The exact cause of twinned bows remains somewhat of a mystery. However, one theory suggests that the twinning effect may be the result of raindrops of different shapes and sizes interacting with sunlight in a unique way. It is hypothesized that small spherical raindrops and large flattened raindrops contribute to the formation of the dual arcs. The fact that the secondary bow does not exhibit splitting further supports this hypothesis.

While the phenomenon of twinned bows is fascinating, it is relatively rare to witness such an event. These atmospheric optical wonders tend to occur during intense and turbulent showers, making their appearance sporadic and unpredictable. Additionally, their fleeting nature adds to their allure, as they often vanish as quickly as they appear.

The twinned bow observed in Bilfingen serves as a reminder of the extraordinary beauty that can arise from the interplay between light and water droplets in our atmosphere. Nature constantly surprises us with its ability to create captivating visual spectacles that leave us in awe of its wonders.

In conclusion, the twinned bow witnessed in Bilfingen, Germany, on June 15, 2006, was a breathtaking example of atmospheric optics. This rare phenomenon, characterized by the doubling of the primary rainbow, is often associated with violent showers and lasts only for a short period of time. While the exact cause of twinned bows remains uncertain, the hypothesis of different raindrop shapes and sizes contributing to their formation holds promise. Witnessing such a unique event serves as a reminder of the mesmerizing beauty that can arise from the interaction between sunlight and water droplets in our atmosphere.

Twinned Primary, Single Secondary Rainbow imaged by Michael Großmann. ©Michael Großmann, shown with permission.

"The bow was seen June 15 2006 at Bilfingen, northwest of Pforzheim, Germany. The weather that day started clear and warm. In the afternoon a fresh stormy wind came up with a short shower. After 15 minutes the weather became clear again. It was the only shower that day"

Twinned bows are a doubling of the primary - not to be confused with supernumerary fringes. The twinning is often associated with violent showers and only lasts a short time.

We don't know for sure what causes them. The two bows might be produced by two types of raindrop, small spherical ones and large flattened ones. The lack of splitting of the secondary bow give some support to this.

Note: this article has been automatically converted from the old site and may not appear as intended. You can find the original article here.

Reference Atmospheric Optics

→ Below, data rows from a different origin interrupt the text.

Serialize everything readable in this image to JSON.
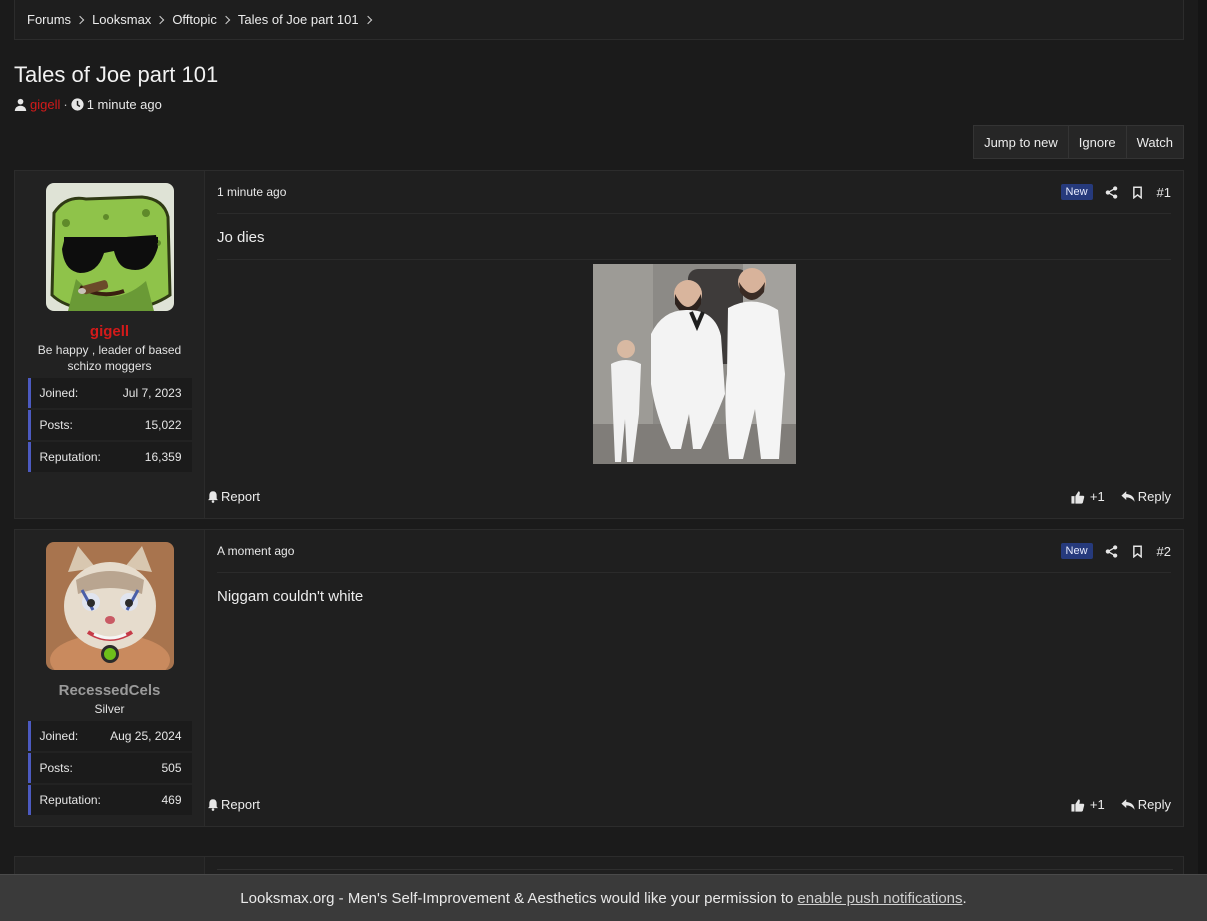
{
  "breadcrumb": [
    "Forums",
    "Looksmax",
    "Offtopic",
    "Tales of Joe part 101"
  ],
  "thread": {
    "title": "Tales of Joe part 101",
    "author": "gigell",
    "time": "1 minute ago",
    "actions": [
      "Jump to new",
      "Ignore",
      "Watch"
    ]
  },
  "posts": [
    {
      "username": "gigell",
      "username_color": "#d31a1a",
      "user_title": "Be happy , leader of based schizo moggers",
      "stats": [
        {
          "label": "Joined:",
          "value": "Jul 7, 2023"
        },
        {
          "label": "Posts:",
          "value": "15,022"
        },
        {
          "label": "Reputation:",
          "value": "16,359"
        }
      ],
      "time": "1 minute ago",
      "badge": "New",
      "number": "#1",
      "body": "Jo dies",
      "report": "Report",
      "likes": "+1",
      "reply": "Reply"
    },
    {
      "username": "RecessedCels",
      "username_color": "#9a9a9a",
      "user_title": "Silver",
      "stats": [
        {
          "label": "Joined:",
          "value": "Aug 25, 2024"
        },
        {
          "label": "Posts:",
          "value": "505"
        },
        {
          "label": "Reputation:",
          "value": "469"
        }
      ],
      "time": "A moment ago",
      "badge": "New",
      "number": "#2",
      "body": "Niggam couldn't white",
      "report": "Report",
      "likes": "+1",
      "reply": "Reply"
    }
  ],
  "notice": {
    "text": "Looksmax.org - Men's Self-Improvement & Aesthetics would like your permission to",
    "link": "enable push notifications",
    "end": "."
  },
  "colors": {
    "accent_stat_border": "#4c5ac0",
    "badge_new": "#263a7c",
    "online": "#6ec01a"
  }
}
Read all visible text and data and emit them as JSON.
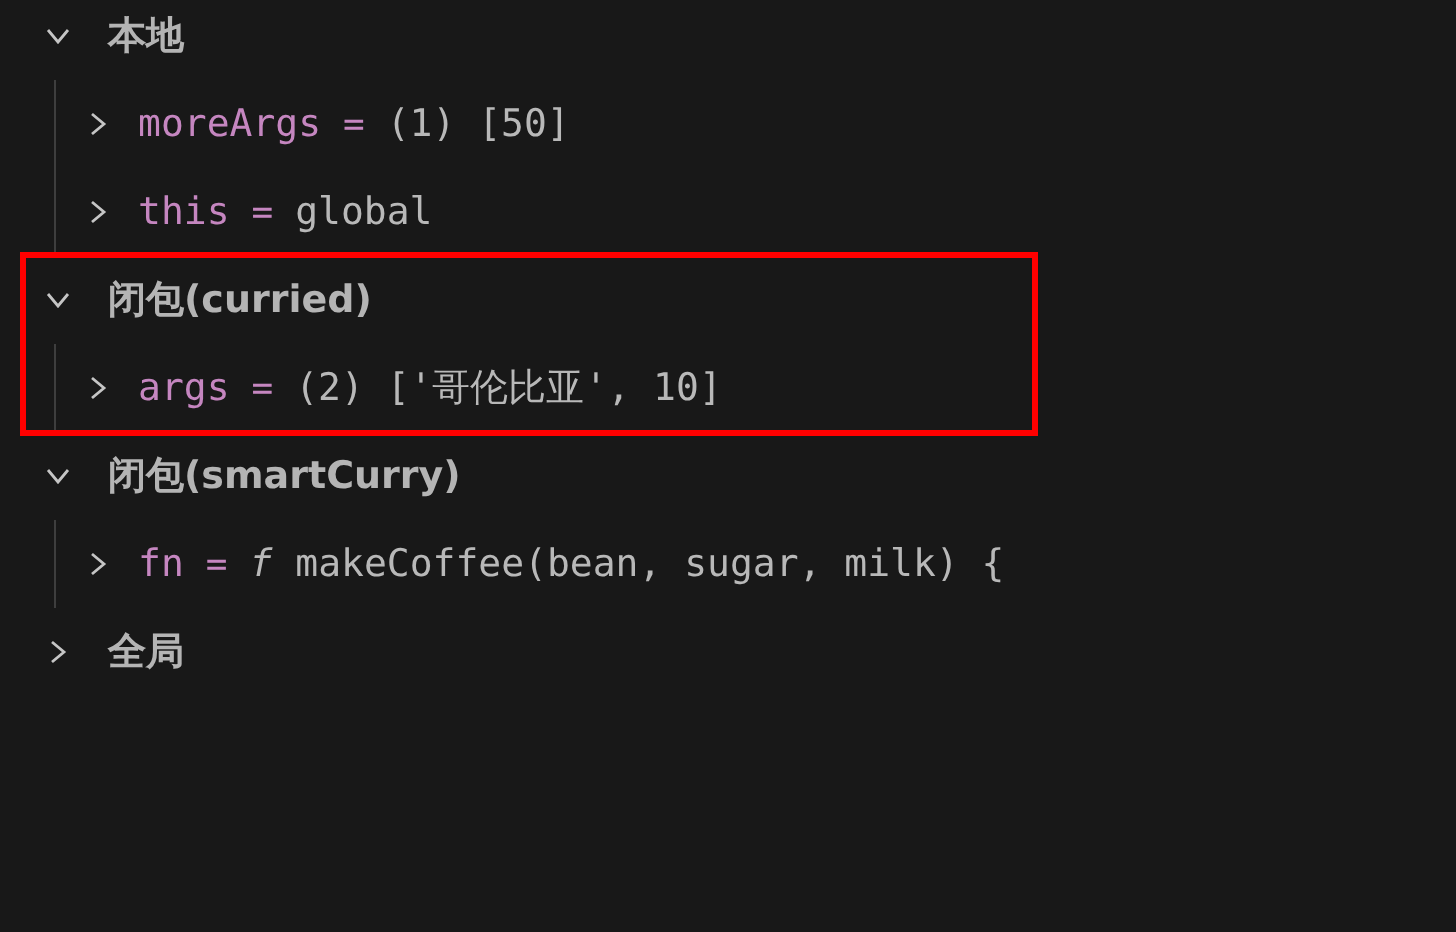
{
  "scopes": [
    {
      "label": "本地",
      "expanded": true,
      "highlighted": false,
      "variables": [
        {
          "name": "moreArgs",
          "separator": "=",
          "value": "(1) [50]",
          "expanded": false
        },
        {
          "name": "this",
          "separator": "=",
          "value": "global",
          "expanded": false
        }
      ]
    },
    {
      "label": "闭包(curried)",
      "expanded": true,
      "highlighted": true,
      "variables": [
        {
          "name": "args",
          "separator": "=",
          "value": "(2) ['哥伦比亚', 10]",
          "expanded": false
        }
      ]
    },
    {
      "label": "闭包(smartCurry)",
      "expanded": true,
      "highlighted": false,
      "variables": [
        {
          "name": "fn",
          "separator": "=",
          "value": "*f* makeCoffee(bean, sugar, milk) {",
          "expanded": false
        }
      ]
    },
    {
      "label": "全局",
      "expanded": false,
      "highlighted": false
    }
  ]
}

If you use any of the definitions, information, or data presented on Atmospheric Optics, please copy the link or reference below to properly credit us as the reference source. Thank you!

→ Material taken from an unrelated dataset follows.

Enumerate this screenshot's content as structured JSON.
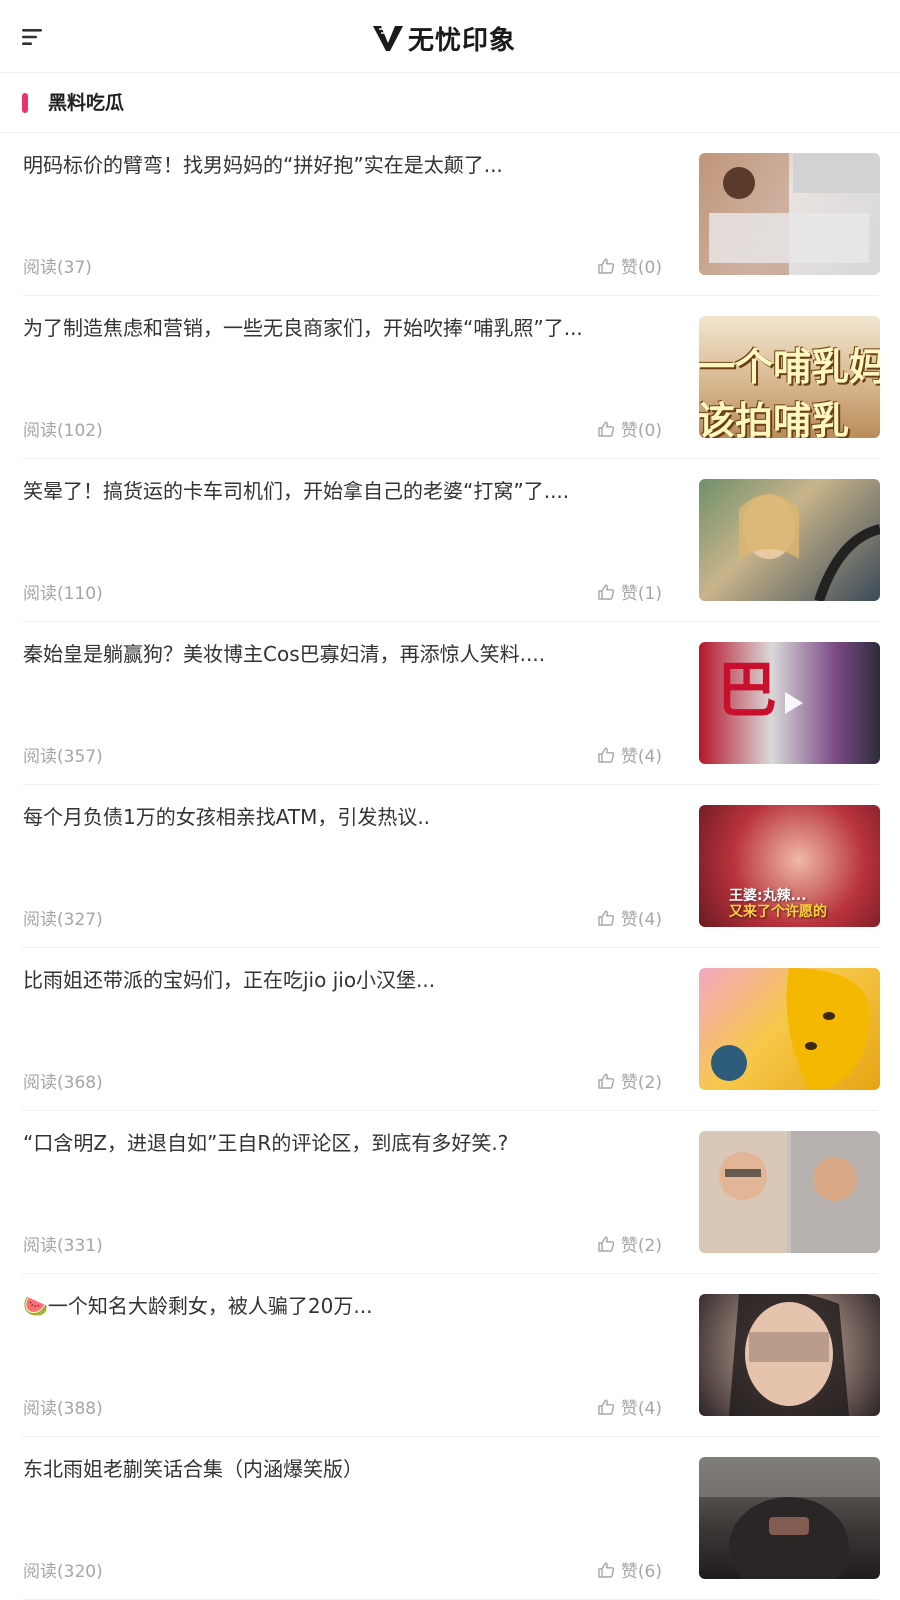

  • "Twinned Bow - Bilfingen, Germany". Atmospheric Optics. Accessed on March 1, 2024.

  • "Twinned Bow - Bilfingen, Germany". Atmospheric Optics, Accessed 1 March, 2024

  • Twinned Bow - Bilfingen, Germany. Atmospheric Optics. Retrieved from